Advantageously, the onboard outputs available on the motion control digital signal processor 74 can be used to generate quadrature output pulse similar to the quadrature output pulses generated by an optical encoder. Referring now to FIG. 7, the digital signal processor 74 stores block 80 the current angular position (p1=pos t) of the motor output shaft, which position is derived from the sine and cosine outputs of the resolver 73. The processor of 74 updates the position information at fixed time intervals (p2=pos t+Δt), block 82 to determine the then current angular position. At block 84, the processor stores this new current position and at block 86 it calculates the difference in angular position (Δp=p1−p2). Decision block 88 determines whether or not Δp is positive or negative. As in an optical encoder, the processor 74 generates a series of pulses on two channels, designated here as channel A and channel B. The number of pulses in a given sample period indicate the magnitude of the change in angular position and the relative phase of the pulses on channel A and channel B indicate the direction of the change in angular shaft position. This is illustrated graphically in FIG. 8. In this example, if Δp is negative, the output pulses on channel A will lag the output pulses on channel B (block 90), and if Δp is positive, channel A will lead channel B (block 92) (FIG. 8). In block 94, the processor 74 determines the magnitude of Δp and outputs a predetermined number of pulses on channels A and B indicative of the magnitude of the change in Δp.
It should be noted that this method described results in the reported position being delayed by one position update (Δt). Typically, Δt is very small, which allows the reported position to be used for closing the velocity and/or position for most applications.
It will be appreciated there are other methods/algorithms which can be used to generate the quadrature encoder pulse outputs. The ones described herein are only a representative sample. Different algorithms would have different overall results on the output. For example, one algorithm which may result in extreme accuracy would consume significant processor overhead whereas one which is not as accurate would consume less processor overhead.

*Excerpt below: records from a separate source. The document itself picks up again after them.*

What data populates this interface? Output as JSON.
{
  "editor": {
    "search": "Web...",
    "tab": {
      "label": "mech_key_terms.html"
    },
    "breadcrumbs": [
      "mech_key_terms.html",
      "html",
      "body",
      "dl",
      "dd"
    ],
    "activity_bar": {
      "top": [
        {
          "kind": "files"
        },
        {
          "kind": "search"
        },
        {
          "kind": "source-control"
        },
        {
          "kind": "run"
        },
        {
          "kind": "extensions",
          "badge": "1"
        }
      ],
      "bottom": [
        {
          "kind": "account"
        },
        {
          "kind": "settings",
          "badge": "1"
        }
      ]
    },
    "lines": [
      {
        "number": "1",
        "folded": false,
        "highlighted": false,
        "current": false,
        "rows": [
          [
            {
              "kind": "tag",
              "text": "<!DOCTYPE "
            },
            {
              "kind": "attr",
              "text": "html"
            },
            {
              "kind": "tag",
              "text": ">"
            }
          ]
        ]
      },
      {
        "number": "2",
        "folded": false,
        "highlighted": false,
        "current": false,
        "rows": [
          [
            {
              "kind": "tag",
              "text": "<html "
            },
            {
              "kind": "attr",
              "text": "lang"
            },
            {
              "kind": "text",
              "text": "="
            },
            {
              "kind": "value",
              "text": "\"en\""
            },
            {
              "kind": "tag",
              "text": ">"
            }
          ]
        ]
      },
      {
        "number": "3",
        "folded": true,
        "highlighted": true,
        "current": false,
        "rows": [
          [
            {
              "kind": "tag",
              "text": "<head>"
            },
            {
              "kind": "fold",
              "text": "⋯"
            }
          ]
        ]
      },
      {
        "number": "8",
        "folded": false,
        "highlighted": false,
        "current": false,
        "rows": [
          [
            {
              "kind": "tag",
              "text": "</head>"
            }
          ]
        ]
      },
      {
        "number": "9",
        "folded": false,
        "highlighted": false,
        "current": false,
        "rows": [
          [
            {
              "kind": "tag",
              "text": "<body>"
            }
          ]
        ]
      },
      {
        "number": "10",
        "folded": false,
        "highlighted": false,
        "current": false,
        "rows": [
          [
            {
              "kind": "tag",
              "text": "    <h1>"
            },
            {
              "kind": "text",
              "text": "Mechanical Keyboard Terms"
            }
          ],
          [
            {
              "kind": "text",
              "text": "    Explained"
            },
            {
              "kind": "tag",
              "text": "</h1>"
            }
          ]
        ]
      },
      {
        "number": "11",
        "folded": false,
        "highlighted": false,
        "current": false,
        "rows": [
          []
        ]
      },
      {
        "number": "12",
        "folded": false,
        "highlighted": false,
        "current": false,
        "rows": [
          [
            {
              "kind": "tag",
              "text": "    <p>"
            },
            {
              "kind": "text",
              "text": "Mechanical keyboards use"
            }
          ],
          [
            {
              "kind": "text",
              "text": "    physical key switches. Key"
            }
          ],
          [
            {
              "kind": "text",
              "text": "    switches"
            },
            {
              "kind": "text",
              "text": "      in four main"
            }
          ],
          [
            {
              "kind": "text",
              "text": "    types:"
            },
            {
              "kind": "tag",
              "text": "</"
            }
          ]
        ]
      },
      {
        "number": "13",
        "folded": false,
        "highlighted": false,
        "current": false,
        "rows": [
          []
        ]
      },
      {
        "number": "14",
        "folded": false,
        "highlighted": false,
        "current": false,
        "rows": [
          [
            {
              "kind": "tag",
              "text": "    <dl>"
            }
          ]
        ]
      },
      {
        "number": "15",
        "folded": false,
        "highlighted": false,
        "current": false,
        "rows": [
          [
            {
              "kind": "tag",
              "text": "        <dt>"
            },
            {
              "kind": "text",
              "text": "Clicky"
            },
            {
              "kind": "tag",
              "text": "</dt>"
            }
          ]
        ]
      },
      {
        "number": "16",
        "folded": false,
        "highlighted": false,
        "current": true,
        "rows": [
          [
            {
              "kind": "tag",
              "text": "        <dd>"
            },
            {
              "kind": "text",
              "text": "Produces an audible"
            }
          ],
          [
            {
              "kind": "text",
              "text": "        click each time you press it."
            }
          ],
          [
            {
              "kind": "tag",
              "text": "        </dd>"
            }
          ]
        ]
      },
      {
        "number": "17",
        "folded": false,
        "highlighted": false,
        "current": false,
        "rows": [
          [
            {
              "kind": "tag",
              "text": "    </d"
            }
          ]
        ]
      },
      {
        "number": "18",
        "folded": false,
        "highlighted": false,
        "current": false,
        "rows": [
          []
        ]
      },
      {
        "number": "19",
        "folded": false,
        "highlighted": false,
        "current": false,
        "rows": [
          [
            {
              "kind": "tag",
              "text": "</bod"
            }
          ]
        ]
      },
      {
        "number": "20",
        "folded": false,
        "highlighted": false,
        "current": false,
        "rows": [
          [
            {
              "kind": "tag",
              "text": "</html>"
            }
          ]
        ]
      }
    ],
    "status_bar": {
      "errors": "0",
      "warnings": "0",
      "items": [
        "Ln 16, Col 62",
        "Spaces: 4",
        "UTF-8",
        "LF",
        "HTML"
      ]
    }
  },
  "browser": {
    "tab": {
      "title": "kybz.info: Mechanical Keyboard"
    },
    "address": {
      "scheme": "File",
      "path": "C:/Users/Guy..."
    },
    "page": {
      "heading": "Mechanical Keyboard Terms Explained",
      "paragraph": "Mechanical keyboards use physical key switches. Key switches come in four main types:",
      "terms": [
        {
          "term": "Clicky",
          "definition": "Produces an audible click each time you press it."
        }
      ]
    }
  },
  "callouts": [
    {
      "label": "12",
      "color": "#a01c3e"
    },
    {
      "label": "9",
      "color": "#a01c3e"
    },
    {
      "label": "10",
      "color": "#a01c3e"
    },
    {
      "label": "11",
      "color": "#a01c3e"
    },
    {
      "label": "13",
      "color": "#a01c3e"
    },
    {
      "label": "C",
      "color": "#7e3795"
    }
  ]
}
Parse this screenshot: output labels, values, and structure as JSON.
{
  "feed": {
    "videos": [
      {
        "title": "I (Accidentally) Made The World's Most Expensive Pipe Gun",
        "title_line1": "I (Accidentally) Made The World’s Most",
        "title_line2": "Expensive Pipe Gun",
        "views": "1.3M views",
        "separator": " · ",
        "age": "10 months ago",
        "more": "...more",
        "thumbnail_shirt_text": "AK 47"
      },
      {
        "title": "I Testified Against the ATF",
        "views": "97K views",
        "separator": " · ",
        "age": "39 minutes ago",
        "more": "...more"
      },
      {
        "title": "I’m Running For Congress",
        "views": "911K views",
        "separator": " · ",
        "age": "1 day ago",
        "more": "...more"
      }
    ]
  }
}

While the invention has been described in terms of a single preferred embodiment, those skilled in the art will recognize that the invention can be practiced with modification within the spirit and scope of the appended claims.